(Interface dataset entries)
[Start of section]

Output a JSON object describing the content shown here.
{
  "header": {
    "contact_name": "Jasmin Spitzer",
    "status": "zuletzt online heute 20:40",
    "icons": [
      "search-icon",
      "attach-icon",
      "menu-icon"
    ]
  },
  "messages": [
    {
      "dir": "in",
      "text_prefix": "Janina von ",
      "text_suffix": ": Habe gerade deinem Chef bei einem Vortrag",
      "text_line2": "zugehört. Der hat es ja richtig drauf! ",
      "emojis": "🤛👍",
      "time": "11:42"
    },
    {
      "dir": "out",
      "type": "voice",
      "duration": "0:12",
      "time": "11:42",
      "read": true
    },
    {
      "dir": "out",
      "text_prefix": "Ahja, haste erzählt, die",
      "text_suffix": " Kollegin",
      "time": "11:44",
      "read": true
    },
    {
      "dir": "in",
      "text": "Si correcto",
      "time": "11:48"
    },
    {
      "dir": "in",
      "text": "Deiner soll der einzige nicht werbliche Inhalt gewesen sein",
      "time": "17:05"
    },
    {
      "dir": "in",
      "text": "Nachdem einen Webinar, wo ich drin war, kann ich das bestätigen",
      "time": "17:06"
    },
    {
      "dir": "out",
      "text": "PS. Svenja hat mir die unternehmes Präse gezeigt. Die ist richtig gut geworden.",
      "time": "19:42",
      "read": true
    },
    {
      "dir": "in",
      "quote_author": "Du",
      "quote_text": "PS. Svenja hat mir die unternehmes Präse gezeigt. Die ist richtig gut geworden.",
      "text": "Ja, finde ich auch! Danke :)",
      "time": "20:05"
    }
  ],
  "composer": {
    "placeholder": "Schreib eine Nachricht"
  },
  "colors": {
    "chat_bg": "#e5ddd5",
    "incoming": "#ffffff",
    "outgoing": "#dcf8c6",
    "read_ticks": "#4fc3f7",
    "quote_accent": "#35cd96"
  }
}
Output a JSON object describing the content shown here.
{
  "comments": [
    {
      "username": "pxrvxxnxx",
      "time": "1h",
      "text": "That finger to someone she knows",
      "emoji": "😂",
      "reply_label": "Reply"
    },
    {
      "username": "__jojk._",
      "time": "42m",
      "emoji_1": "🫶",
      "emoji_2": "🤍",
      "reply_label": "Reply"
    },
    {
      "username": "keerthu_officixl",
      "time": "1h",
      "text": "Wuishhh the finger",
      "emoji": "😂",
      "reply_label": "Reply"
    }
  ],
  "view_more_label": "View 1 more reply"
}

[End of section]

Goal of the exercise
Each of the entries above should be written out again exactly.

Solution for this exercise
Output a JSON object describing the content shown here.
{
  "header": {
    "contact_name": "Jasmin Spitzer",
    "status": "zuletzt online heute 20:40",
    "icons": [
      "search-icon",
      "attach-icon",
      "menu-icon"
    ]
  },
  "messages": [
    {
      "dir": "in",
      "text_prefix": "Janina von ",
      "text_suffix": ": Habe gerade deinem Chef bei einem Vortrag",
      "text_line2": "zugehört. Der hat es ja richtig drauf! ",
      "emojis": "🤛👍",
      "time": "11:42"
    },
    {
      "dir": "out",
      "type": "voice",
      "duration": "0:12",
      "time": "11:42",
      "read": true
    },
    {
      "dir": "out",
      "text_prefix": "Ahja, haste erzählt, die",
      "text_suffix": " Kollegin",
      "time": "11:44",
      "read": true
    },
    {
      "dir": "in",
      "text": "Si correcto",
      "time": "11:48"
    },
    {
      "dir": "in",
      "text": "Deiner soll der einzige nicht werbliche Inhalt gewesen sein",
      "time": "17:05"
    },
    {
      "dir": "in",
      "text": "Nachdem einen Webinar, wo ich drin war, kann ich das bestätigen",
      "time": "17:06"
    },
    {
      "dir": "out",
      "text": "PS. Svenja hat mir die unternehmes Präse gezeigt. Die ist richtig gut geworden.",
      "time": "19:42",
      "read": true
    },
    {
      "dir": "in",
      "quote_author": "Du",
      "quote_text": "PS. Svenja hat mir die unternehmes Präse gezeigt. Die ist richtig gut geworden.",
      "text": "Ja, finde ich auch! Danke :)",
      "time": "20:05"
    }
  ],
  "composer": {
    "placeholder": "Schreib eine Nachricht"
  },
  "colors": {
    "chat_bg": "#e5ddd5",
    "incoming": "#ffffff",
    "outgoing": "#dcf8c6",
    "read_ticks": "#4fc3f7",
    "quote_accent": "#35cd96"
  }
}
Output a JSON object describing the content shown here.
{
  "comments": [
    {
      "username": "pxrvxxnxx",
      "time": "1h",
      "text": "That finger to someone she knows",
      "emoji": "😂",
      "reply_label": "Reply"
    },
    {
      "username": "__jojk._",
      "time": "42m",
      "emoji_1": "🫶",
      "emoji_2": "🤍",
      "reply_label": "Reply"
    },
    {
      "username": "keerthu_officixl",
      "time": "1h",
      "text": "Wuishhh the finger",
      "emoji": "😂",
      "reply_label": "Reply"
    }
  ],
  "view_more_label": "View 1 more reply"
}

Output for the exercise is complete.